Newkirk smiled too then asked, "What did you mean before about evil not existing, sir? How can you say that after what we've seen?"
Hogan paused before he answered. "The way I see it, Newkirk, is that...let me put it this way, does darkness exist? No, it's just the absence of something - Light. In the same way does evil exist?"
"....It's just the absence of good." LeBeau finished, catching on.
"Right. So that's the answer to your question, Newkirk, we've gotta keep doing what we do, 'cause if we don't then it's like it's all for nothing and that's when evil will exist."
The four sat in silence and contemplated the words (well, Carter was asleep, but he was there dreaming of home and the innocence of youth he still managed to possess despite the tremulous times he was living in) and thought of home and what their families were doing. Newkirk started chuckling as he remembered a nativity play he'd been in when he was young. Hogan and LeBeau looked at him. "I was Joseph once in the school play," he explained, "and Mary was being played by Michelle Walker, who was going out with John O'Leary, who was built like a brick wall." He lit another cigarette. Taking a drag he continued, "John was a possessive type and accused me of messing around with his girl and threatened to flatten me after the service. Everything was going to plan until the arrival of Gabriel, played by John. He loomed down, snarled at me, and I called out at the top of my voice 'I didn't touch her!' Brought the house down."
Hogan spoke up rather sheepishly once they'd stopped sniggering. "At least you got to play Joseph. I was supposed to one year, but me and my buddies had a hobby of colouring in billboards. One night we were caught, so while I created a diversion, they got away. Because I wouldn't tell them who I was with they took away my role and made me the inn keeper."

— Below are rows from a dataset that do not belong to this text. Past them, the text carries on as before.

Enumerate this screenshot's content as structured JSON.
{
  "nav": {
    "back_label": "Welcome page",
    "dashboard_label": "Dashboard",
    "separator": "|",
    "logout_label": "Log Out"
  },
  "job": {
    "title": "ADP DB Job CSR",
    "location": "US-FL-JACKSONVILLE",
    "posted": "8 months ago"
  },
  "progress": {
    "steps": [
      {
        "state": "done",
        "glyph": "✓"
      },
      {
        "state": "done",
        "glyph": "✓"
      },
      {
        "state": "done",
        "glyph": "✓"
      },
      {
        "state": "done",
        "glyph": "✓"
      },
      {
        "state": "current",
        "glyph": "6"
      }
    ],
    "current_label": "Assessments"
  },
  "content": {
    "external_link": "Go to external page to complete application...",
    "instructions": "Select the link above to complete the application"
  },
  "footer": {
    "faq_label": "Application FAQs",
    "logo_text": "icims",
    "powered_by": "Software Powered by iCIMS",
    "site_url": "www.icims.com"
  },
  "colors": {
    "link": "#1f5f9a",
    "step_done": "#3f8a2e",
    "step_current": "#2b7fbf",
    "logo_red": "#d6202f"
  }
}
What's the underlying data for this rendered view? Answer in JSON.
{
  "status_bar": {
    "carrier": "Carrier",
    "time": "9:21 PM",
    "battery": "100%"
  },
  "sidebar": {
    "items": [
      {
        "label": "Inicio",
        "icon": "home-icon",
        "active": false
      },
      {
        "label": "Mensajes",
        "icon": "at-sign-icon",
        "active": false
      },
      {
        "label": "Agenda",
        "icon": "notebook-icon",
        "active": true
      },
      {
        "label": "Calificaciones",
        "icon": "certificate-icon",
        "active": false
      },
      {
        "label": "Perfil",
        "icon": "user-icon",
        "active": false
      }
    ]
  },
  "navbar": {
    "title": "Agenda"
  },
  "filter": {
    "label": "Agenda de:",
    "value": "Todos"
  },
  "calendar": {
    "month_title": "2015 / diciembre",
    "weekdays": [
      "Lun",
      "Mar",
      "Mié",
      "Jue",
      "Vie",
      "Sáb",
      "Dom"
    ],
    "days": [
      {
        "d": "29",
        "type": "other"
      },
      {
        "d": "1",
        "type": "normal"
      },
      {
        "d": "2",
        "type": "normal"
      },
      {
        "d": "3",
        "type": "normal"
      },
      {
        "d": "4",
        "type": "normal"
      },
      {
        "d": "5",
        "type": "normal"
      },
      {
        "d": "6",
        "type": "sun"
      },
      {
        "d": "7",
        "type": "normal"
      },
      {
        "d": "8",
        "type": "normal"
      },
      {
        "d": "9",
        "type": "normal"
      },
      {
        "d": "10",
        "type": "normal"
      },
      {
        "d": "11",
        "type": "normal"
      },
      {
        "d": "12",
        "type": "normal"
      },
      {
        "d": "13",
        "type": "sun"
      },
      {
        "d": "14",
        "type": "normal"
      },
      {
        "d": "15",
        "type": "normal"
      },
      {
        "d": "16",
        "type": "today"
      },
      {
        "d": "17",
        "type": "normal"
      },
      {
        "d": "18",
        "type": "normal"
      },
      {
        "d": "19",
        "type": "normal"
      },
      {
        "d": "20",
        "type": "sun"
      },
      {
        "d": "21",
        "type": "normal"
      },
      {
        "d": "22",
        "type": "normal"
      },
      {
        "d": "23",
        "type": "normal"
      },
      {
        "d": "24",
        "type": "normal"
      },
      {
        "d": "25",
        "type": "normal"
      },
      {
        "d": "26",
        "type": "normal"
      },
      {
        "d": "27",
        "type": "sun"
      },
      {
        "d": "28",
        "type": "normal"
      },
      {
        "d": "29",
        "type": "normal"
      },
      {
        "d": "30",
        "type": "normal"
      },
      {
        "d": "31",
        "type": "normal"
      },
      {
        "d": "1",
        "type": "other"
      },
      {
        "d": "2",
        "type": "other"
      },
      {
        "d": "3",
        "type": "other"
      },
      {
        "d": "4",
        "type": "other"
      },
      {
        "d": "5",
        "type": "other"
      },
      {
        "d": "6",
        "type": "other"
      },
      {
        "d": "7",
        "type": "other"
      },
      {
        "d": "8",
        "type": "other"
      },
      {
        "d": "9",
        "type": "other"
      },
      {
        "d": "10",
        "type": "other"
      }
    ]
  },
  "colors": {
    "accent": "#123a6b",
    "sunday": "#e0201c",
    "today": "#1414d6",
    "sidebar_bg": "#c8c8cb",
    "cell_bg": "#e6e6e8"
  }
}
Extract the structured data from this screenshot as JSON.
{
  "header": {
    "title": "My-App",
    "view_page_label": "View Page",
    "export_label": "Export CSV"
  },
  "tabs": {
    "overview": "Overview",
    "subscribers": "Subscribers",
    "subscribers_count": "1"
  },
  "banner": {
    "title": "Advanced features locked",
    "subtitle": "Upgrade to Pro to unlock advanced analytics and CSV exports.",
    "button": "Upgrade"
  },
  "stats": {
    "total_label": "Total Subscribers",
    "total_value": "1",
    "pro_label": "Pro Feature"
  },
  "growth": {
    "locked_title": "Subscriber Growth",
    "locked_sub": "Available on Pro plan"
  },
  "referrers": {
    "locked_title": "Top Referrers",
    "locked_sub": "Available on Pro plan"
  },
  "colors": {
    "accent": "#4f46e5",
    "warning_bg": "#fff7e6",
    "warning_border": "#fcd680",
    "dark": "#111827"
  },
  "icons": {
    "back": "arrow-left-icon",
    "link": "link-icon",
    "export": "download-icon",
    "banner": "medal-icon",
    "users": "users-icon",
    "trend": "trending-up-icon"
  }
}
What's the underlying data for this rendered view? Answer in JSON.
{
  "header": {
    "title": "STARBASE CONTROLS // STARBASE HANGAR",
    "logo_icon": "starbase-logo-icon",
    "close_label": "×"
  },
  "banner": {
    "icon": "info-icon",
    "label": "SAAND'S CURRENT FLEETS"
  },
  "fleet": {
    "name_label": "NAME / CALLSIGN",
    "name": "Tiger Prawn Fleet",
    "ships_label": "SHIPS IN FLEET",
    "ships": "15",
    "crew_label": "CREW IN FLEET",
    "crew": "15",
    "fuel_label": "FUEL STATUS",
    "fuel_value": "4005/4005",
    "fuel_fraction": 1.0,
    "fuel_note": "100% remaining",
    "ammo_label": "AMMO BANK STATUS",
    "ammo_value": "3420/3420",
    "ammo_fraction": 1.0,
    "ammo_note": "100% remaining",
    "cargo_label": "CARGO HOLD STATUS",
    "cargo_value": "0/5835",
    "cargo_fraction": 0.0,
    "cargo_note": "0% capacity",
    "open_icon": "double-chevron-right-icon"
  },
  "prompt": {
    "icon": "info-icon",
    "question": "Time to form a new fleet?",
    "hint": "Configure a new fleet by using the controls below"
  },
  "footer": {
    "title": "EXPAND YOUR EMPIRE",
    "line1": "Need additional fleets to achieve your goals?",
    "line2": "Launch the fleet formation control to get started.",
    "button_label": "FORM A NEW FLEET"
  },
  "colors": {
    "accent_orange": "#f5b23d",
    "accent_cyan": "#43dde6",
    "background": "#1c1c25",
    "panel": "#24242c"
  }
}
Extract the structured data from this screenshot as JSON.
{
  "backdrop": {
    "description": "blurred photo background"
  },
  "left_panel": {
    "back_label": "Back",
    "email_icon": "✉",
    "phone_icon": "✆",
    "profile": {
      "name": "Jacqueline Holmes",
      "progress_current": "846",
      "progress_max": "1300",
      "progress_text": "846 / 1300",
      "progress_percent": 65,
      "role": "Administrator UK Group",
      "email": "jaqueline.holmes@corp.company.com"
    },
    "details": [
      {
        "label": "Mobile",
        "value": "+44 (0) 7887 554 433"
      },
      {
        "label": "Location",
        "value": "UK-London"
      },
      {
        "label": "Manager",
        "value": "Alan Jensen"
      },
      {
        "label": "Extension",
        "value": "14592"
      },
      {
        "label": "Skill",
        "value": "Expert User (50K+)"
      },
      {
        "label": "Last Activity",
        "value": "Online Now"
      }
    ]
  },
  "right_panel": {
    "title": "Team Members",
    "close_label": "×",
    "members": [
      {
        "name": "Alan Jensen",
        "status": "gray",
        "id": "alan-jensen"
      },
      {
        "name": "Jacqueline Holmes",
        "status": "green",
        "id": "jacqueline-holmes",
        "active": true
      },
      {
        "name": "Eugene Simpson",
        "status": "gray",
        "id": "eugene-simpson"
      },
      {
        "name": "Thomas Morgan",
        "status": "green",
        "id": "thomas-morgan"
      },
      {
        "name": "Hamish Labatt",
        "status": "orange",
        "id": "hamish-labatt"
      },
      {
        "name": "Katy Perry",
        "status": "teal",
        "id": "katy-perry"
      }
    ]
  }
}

Newkirk and LeBeau leaned closer. The colonel was a private man, he rarely opened up like this, so when he did, they listened. He continued, "So it came the night of the big performance and everybody was there, the whole town must have been squished inside that church, then Mary and Joseph, who was the old innkeeper, came, knocked on my door and asked if there was any room in the inn. Rather than send them down to the stable, I said, "Sure, we just had a cancellation, come on in!"
Newkirk choked on his drag, as Lebeau buried his face in his arm to stifle his laughter. Even Hogan was chuckling as he tried to remain indignant. "Showed them you shouldn't mess with Robert E. Hogan! I was never in a play again. It was the end of my career." His voice was full of mock indignation, he'd always wanted to be a soldier, and he suspected the men knew that.
Suddenly he had to grab LeBeau who started to slip off the roof from laughing too hard. "Shhhhh! You'll have Shultz up here and I don't think the roof can handle his weight."
That set LeBeau off again. Newkirk finally regained a bit of control "Thanks, sir, I was feeling pretty miserable being away from home, but I guess it doesn't matter where you are as long as you're with friends."
"Well said, Newkirk, well said."
With that the three wise men, older than their years, leaned back and watched the night sky, perhaps in the same way that the shepherds watched all those years before awaiting a message from a different sort of higher intelligence, while a babe lay sleeping.